To wit, the current exhibitions include a series of striking portraits of men and women from Arab villages, adorned by jewels and beads glued on top of the paintings themselves, by artist Fatma Abu Rumi; impressionistic images of cityscapes from the Former Soviet Union by Nidal Gabarin, who left Israel to train in Russia; a collection of large framed photographs from Ammar Younis, all of which prominently feature donkeys in often amusing settings; and a playful exhibition of ceramic sculptures by Jewish artist Rafi Munz which adorn the Gallery’s rooftop, overlooking the sprawling town with its 50,000 inhabitants.
The Gallery’s biggest claim to fame, perhaps, was the 1999 exhibition of Yoko Ono’s “Open Window.”
We visited the Art Gallery with a group of 30 other Jerusalemites and were hosted by 55-year-old Said Abu-Shakra, the gallery’s founder and director who is an artist himself and a former policeman. He laid out his vision for the future of art in Umm el-Fahem.
The Art Gallery was founded in 1996 in a 100 square meter space. A few years ago, it moved to its current location with 1,500 meters on three floors. Abu-Shakra has commissioned plans that will expand the gallery again in a stunning architectural design that will hang over the Umm el-Fahem’s main street.
Local residents don’t tend to visit art galleries, Abu-Shakra told the group. So the design will force people to pass under
the building, coming at least into proximity to the gallery.

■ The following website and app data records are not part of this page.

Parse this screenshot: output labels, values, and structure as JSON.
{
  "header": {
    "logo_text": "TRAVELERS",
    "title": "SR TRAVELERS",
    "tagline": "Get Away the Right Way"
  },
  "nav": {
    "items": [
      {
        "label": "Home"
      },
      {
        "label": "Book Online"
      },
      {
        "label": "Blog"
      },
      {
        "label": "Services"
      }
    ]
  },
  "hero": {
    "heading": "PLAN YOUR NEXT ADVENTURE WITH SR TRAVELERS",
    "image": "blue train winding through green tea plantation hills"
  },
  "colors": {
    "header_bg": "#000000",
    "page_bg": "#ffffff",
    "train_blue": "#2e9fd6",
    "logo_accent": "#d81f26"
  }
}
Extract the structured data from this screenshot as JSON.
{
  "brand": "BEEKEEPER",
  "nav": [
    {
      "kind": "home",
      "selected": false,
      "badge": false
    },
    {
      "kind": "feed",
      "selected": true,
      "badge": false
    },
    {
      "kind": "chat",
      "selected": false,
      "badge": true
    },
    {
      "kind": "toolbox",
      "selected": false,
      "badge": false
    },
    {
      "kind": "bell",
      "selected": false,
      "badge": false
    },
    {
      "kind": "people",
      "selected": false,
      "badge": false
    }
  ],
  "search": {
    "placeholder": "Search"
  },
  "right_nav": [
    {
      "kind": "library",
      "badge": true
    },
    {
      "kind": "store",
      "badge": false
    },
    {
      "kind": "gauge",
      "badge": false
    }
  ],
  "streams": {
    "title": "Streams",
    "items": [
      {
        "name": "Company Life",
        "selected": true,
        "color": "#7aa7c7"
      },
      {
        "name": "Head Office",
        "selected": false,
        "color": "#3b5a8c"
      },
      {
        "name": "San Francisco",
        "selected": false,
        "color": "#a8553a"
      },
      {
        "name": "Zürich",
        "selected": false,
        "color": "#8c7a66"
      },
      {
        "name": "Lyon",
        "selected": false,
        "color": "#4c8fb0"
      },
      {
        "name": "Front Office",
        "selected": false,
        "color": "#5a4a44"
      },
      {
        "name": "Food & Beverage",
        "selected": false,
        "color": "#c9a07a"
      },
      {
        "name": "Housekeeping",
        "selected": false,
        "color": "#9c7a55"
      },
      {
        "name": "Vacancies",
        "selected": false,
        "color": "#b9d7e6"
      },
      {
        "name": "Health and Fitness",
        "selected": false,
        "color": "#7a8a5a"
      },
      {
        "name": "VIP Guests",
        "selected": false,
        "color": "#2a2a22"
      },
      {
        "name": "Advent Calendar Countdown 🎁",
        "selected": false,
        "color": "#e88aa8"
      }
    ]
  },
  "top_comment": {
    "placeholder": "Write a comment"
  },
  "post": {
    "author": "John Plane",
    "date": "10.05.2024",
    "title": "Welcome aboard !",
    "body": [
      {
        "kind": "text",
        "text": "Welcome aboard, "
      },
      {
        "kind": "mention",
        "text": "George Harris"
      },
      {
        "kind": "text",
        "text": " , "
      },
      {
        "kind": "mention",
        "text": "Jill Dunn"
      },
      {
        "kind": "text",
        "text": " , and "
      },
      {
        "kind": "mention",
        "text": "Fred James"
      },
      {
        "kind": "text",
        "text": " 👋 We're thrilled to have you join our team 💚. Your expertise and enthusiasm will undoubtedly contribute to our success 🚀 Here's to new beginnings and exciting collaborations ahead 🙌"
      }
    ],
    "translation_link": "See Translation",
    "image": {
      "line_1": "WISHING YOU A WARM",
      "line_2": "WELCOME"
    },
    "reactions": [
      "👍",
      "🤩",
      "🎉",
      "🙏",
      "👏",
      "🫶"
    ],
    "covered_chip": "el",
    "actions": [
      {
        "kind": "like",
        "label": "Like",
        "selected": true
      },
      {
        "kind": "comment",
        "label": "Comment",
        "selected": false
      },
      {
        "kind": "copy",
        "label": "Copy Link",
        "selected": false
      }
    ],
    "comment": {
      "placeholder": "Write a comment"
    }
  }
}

Abu-Shakra hopes that some of those transversing the town will eventually stop and visit the gallery itself.
“We knew the cultural situation in Umm el-Fahem and most of the Arab sector was close to zero,” Abu-Shakra said in an interview with Arieh O’Sullivan earlier this year. “But I’m not blaming anyone. I’m here to build.”
Abu-Shakra provided an example in an interview
with Hadassah Magazine. He invited his neighbor Yousef, a gardener, to the opening, he explained. “The next day I saw him and said ‘Hey Yousef, why didn’t you come?’ And Yousef said: ‘I did come, with my two sons, but we stood in the door and looked in and when I saw all those fancy people inside with suits and ties, I looked at myself and said, this isn’t for me, and I went home.’ Yousef represents 80 percent of the people here. My challenge is how to reach these people and make them feel part of what we are doing.
Building won’t be cheap: the plan for the new museum, which has been allocated a 4-acre plot, requires a not insignificant $40 million to be realized. Abu-Shakra said he’s willing to build in phases.
An art gallery in Umm el-Fahem is all the more surprising given the town’s recent, violent history. In October 2000, three residents were killed by Israeli police during riots that swept through the Wadi Ara region. Then, in March 2009, members of the Israeli right marched through the town (under police protection), resulting in clashes in which 16 were wounded.
The Gallery receives some money from the Israeli Ministry of Culture, as well from donors abroad. It’s hard to raise money from the local population, Abu-Shakra said, which is struggling just to make ends meet amid severe poverty and unemployment. Some 40,000 visitors came in 2010. If Abu-Shakra has his way, that will increase dramatically.
If you like discovering the off-beat or lesser known attractions in Israel, now is the time to visit – before the Umm el-Fahem Art Gallery becomes the next big thing.